Network capacity is always designed based on expected average use. It is not built to handle the peak load of each user using their full individual capacity. This is just like roads planning, hallway planning in buildings, seating planning in theaters, etc.
To build based on peak load would waste resources, and the price of the service would normally go up as a result.
Now, that said, it is a marketing choice of the ISPs if they claim you can get 50mbps, when they always oversubscribe the networks. However, you'll probably find an asterisk with an "up to" and a "Best effort" disclaimer.

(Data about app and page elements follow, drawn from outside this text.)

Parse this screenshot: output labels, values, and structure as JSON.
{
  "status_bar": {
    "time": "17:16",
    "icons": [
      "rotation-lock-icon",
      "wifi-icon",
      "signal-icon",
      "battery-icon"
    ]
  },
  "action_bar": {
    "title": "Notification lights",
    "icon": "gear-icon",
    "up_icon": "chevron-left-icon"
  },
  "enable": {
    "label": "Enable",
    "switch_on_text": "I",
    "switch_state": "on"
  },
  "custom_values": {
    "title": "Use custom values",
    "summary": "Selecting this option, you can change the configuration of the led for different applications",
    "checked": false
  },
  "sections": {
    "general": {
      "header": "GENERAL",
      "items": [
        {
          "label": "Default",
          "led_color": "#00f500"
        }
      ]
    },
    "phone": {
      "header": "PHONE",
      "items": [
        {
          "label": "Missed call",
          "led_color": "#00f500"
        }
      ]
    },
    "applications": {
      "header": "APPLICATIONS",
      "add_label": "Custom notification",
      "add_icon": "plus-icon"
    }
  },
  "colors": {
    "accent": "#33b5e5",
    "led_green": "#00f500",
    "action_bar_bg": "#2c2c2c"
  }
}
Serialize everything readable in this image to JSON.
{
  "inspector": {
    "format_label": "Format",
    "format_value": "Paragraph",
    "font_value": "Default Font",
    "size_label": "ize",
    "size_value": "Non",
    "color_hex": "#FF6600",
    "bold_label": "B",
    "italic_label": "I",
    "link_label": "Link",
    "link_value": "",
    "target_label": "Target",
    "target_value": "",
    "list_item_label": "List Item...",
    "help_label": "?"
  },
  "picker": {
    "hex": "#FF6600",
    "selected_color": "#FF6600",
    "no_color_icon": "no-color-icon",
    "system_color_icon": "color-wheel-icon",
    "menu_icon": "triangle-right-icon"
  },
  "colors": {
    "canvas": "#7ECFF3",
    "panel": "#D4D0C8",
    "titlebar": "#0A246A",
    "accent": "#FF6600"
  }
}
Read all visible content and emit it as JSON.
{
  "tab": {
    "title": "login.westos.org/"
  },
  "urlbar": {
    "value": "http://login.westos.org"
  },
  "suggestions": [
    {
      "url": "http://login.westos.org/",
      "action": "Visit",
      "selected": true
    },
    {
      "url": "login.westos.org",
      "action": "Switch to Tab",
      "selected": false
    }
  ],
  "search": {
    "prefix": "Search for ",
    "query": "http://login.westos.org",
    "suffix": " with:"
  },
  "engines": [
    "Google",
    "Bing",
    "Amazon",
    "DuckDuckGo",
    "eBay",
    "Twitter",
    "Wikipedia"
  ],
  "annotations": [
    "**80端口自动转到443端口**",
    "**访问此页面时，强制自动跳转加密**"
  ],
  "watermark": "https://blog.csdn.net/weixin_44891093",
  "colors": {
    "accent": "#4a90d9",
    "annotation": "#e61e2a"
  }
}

PS. to the guy getting slow Internet, you should consider buying a DOCSIS 3 modem online, and installing it yourself. Two reasons: if you currently have a DOCSIS 2 modem, you *may* get better performance from the more recent technology, EVEN if your provider uses DOCSIS 2. Second, most of us pay a $7/mo lease for our cable modem, where if you buy it once for $90, you can save money.
Clapper = hypocrite. Does Clapper and the CIA not *constantly* put our agents at risk, by merely deploying them or assigning them missions abroad? Covert missions are dangerous, no? But I suppose they justify THAT risk because they think the risk is worth the benefit. That is reasonable.
So how is it any different that Snowden might put some agents at risk, while the benefit is the defense of our rights, the constitution, and the 4th Amendment?
Interestingly, so far, it's pretty clear to me that Snowden HAS benefited me, as a citizen. I'm not so sure that's true for Clapper. Gov't repeatedly fails to provide evidence that their surveillance has provided results.
Snowden Clapper Has put agents at risk ? Y Defends citizens/rights Y N Self-Righteous Y Y Pants on fire ? Y
The score favors team Snowden.
*as a side note, I proposed, for argument's sake, that Snowden DID put agents at risk, but I am not convinced that this is even true. Yet it is certain that the CIA puts the CIA agents at risk.
You do great work in fighting for our freedoms, of late, specifically the 4th.
However, every time anyone uses some reductive lingo like: "surprising no one" "in a move we all expected" "Duh" "obviously"
...it actually changes the tone of the discussion from one of discuss to one of inevitability. People are already far too apathetic, and a sense of futility just feeds that apathy. We should use language more like:
"constitutional shocker" "What's next?" "Now this is awful" "confirming your worse fears"
Now, I KNOW YOU are disgusted, and that you believe you can play a role in change. So be sure to use language that shows it.
Thank you, Edward Snowden. For resetting the game board:
"When do present-day circumstances--the evolutions in the Government's surveillance capabilities, citizens' phone habits, and the relationship between the NSA and telecom companies--become so thoroughly unlike those considered by the Supreme Court thirty-four years ago that a precedent like Smith simply does not apply? The answer, unfortunately for the Government, is now."
"the Supreme Court decided Clapper just months before the June 2013 news reports revealed the existence and scope of certain NSA surveillance activities. Thus, whereas the plaintiffs in Clapper could only speculate as to whether they would be surveilled at all, plaintiffs in this case can point to strong evidence that, as Verizon customers, their telephony metadata has been collected for the last seven years (and stored for the last five) and will continue to be collected barring judicial or legislative intervention"